(Element data from apps and pages)
################
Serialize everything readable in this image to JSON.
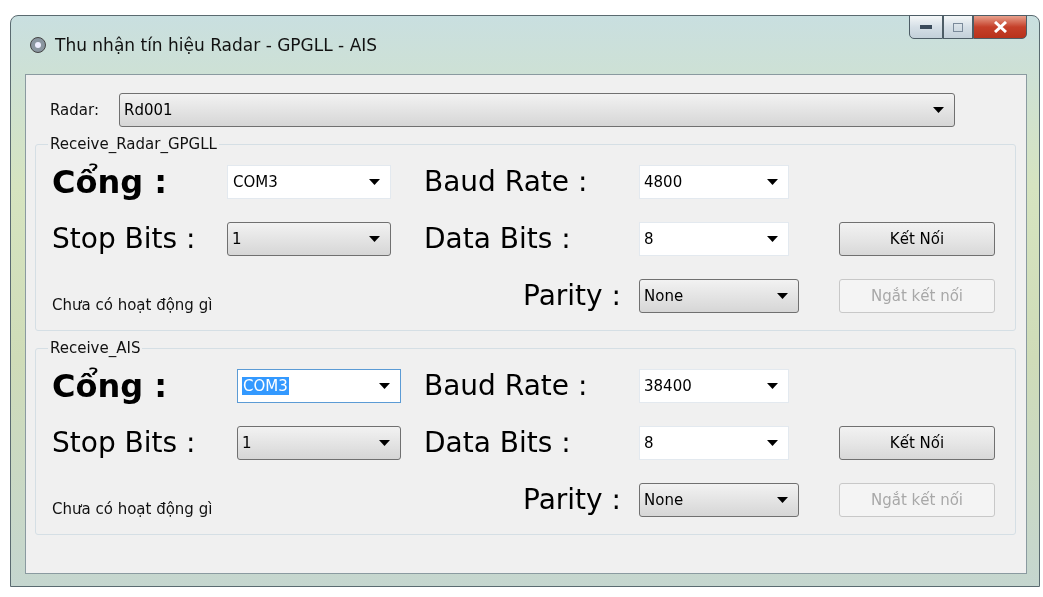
{
  "window": {
    "title": "Thu nhận tín hiệu Radar - GPGLL - AIS"
  },
  "radar": {
    "label": "Radar:",
    "value": "Rd001"
  },
  "sections": [
    {
      "title": "Receive_Radar_GPGLL",
      "port": {
        "label": "Cổng :",
        "value": "COM3",
        "kind": "editable",
        "selected": false
      },
      "baud": {
        "label": "Baud Rate :",
        "value": "4800",
        "kind": "editable"
      },
      "stop_bits": {
        "label": "Stop Bits :",
        "value": "1",
        "kind": "list"
      },
      "data_bits": {
        "label": "Data Bits :",
        "value": "8",
        "kind": "editable"
      },
      "parity": {
        "label": "Parity :",
        "value": "None",
        "kind": "list"
      },
      "status": "Chưa có hoạt động gì",
      "connect": {
        "label": "Kết Nối",
        "disabled": false
      },
      "disconnect": {
        "label": "Ngắt kết nối",
        "disabled": true
      }
    },
    {
      "title": "Receive_AIS",
      "port": {
        "label": "Cổng :",
        "value": "COM3",
        "kind": "editable",
        "selected": true
      },
      "baud": {
        "label": "Baud Rate :",
        "value": "38400",
        "kind": "editable"
      },
      "stop_bits": {
        "label": "Stop Bits :",
        "value": "1",
        "kind": "list"
      },
      "data_bits": {
        "label": "Data Bits :",
        "value": "8",
        "kind": "editable"
      },
      "parity": {
        "label": "Parity :",
        "value": "None",
        "kind": "list"
      },
      "status": "Chưa có hoạt động gì",
      "connect": {
        "label": "Kết Nối",
        "disabled": false
      },
      "disconnect": {
        "label": "Ngắt kết nối",
        "disabled": true
      }
    }
  ]
}
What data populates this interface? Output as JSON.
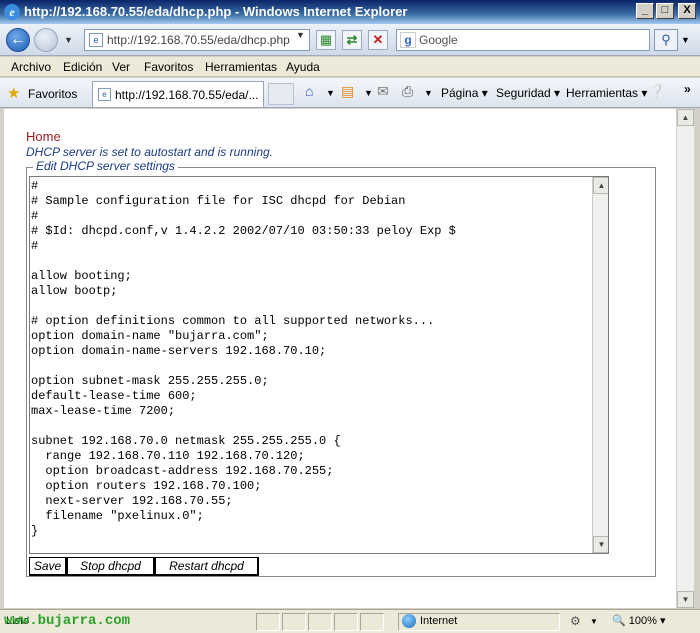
{
  "window": {
    "title": "http://192.168.70.55/eda/dhcp.php - Windows Internet Explorer",
    "minimize": "_",
    "maximize": "□",
    "close": "X"
  },
  "address_bar": {
    "url": "http://192.168.70.55/eda/dhcp.php",
    "search_placeholder": "Google"
  },
  "menu": {
    "items": [
      "Archivo",
      "Edición",
      "Ver",
      "Favoritos",
      "Herramientas",
      "Ayuda"
    ]
  },
  "favorites_bar": {
    "favorites_label": "Favoritos",
    "tab_title": "http://192.168.70.55/eda/...",
    "commands": [
      "Página",
      "Seguridad",
      "Herramientas"
    ]
  },
  "page": {
    "home_link": "Home",
    "status_message": "DHCP server is set to autostart and is running.",
    "legend": "Edit DHCP server settings",
    "config_text": "#\n# Sample configuration file for ISC dhcpd for Debian\n#\n# $Id: dhcpd.conf,v 1.4.2.2 2002/07/10 03:50:33 peloy Exp $\n#\n\nallow booting;\nallow bootp;\n\n# option definitions common to all supported networks...\noption domain-name \"bujarra.com\";\noption domain-name-servers 192.168.70.10;\n\noption subnet-mask 255.255.255.0;\ndefault-lease-time 600;\nmax-lease-time 7200;\n\nsubnet 192.168.70.0 netmask 255.255.255.0 {\n  range 192.168.70.110 192.168.70.120;\n  option broadcast-address 192.168.70.255;\n  option routers 192.168.70.100;\n  next-server 192.168.70.55;\n  filename \"pxelinux.0\";\n}",
    "buttons": {
      "save": "Save",
      "stop": "Stop dhcpd",
      "restart": "Restart dhcpd"
    }
  },
  "status_bar": {
    "text": "Listo",
    "zone": "Internet",
    "zoom": "100%"
  },
  "watermark": "www.bujarra.com",
  "colors": {
    "home_link": "#9c1c1c",
    "status_message": "#1a3a8a",
    "watermark": "#2aa22a"
  }
}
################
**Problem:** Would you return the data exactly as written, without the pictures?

**Solved problem:**
Serialize everything readable in this image to JSON.
{
  "window": {
    "title": "Thu nhận tín hiệu Radar - GPGLL - AIS"
  },
  "radar": {
    "label": "Radar:",
    "value": "Rd001"
  },
  "sections": [
    {
      "title": "Receive_Radar_GPGLL",
      "port": {
        "label": "Cổng :",
        "value": "COM3",
        "kind": "editable",
        "selected": false
      },
      "baud": {
        "label": "Baud Rate :",
        "value": "4800",
        "kind": "editable"
      },
      "stop_bits": {
        "label": "Stop Bits :",
        "value": "1",
        "kind": "list"
      },
      "data_bits": {
        "label": "Data Bits :",
        "value": "8",
        "kind": "editable"
      },
      "parity": {
        "label": "Parity :",
        "value": "None",
        "kind": "list"
      },
      "status": "Chưa có hoạt động gì",
      "connect": {
        "label": "Kết Nối",
        "disabled": false
      },
      "disconnect": {
        "label": "Ngắt kết nối",
        "disabled": true
      }
    },
    {
      "title": "Receive_AIS",
      "port": {
        "label": "Cổng :",
        "value": "COM3",
        "kind": "editable",
        "selected": true
      },
      "baud": {
        "label": "Baud Rate :",
        "value": "38400",
        "kind": "editable"
      },
      "stop_bits": {
        "label": "Stop Bits :",
        "value": "1",
        "kind": "list"
      },
      "data_bits": {
        "label": "Data Bits :",
        "value": "8",
        "kind": "editable"
      },
      "parity": {
        "label": "Parity :",
        "value": "None",
        "kind": "list"
      },
      "status": "Chưa có hoạt động gì",
      "connect": {
        "label": "Kết Nối",
        "disabled": false
      },
      "disconnect": {
        "label": "Ngắt kết nối",
        "disabled": true
      }
    }
  ]
}
What data populates this interface? Output as JSON.
{
  "window": {
    "title": "http://192.168.70.55/eda/dhcp.php - Windows Internet Explorer",
    "minimize": "_",
    "maximize": "□",
    "close": "X"
  },
  "address_bar": {
    "url": "http://192.168.70.55/eda/dhcp.php",
    "search_placeholder": "Google"
  },
  "menu": {
    "items": [
      "Archivo",
      "Edición",
      "Ver",
      "Favoritos",
      "Herramientas",
      "Ayuda"
    ]
  },
  "favorites_bar": {
    "favorites_label": "Favoritos",
    "tab_title": "http://192.168.70.55/eda/...",
    "commands": [
      "Página",
      "Seguridad",
      "Herramientas"
    ]
  },
  "page": {
    "home_link": "Home",
    "status_message": "DHCP server is set to autostart and is running.",
    "legend": "Edit DHCP server settings",
    "config_text": "#\n# Sample configuration file for ISC dhcpd for Debian\n#\n# $Id: dhcpd.conf,v 1.4.2.2 2002/07/10 03:50:33 peloy Exp $\n#\n\nallow booting;\nallow bootp;\n\n# option definitions common to all supported networks...\noption domain-name \"bujarra.com\";\noption domain-name-servers 192.168.70.10;\n\noption subnet-mask 255.255.255.0;\ndefault-lease-time 600;\nmax-lease-time 7200;\n\nsubnet 192.168.70.0 netmask 255.255.255.0 {\n  range 192.168.70.110 192.168.70.120;\n  option broadcast-address 192.168.70.255;\n  option routers 192.168.70.100;\n  next-server 192.168.70.55;\n  filename \"pxelinux.0\";\n}",
    "buttons": {
      "save": "Save",
      "stop": "Stop dhcpd",
      "restart": "Restart dhcpd"
    }
  },
  "status_bar": {
    "text": "Listo",
    "zone": "Internet",
    "zoom": "100%"
  },
  "watermark": "www.bujarra.com",
  "colors": {
    "home_link": "#9c1c1c",
    "status_message": "#1a3a8a",
    "watermark": "#2aa22a"
  }
}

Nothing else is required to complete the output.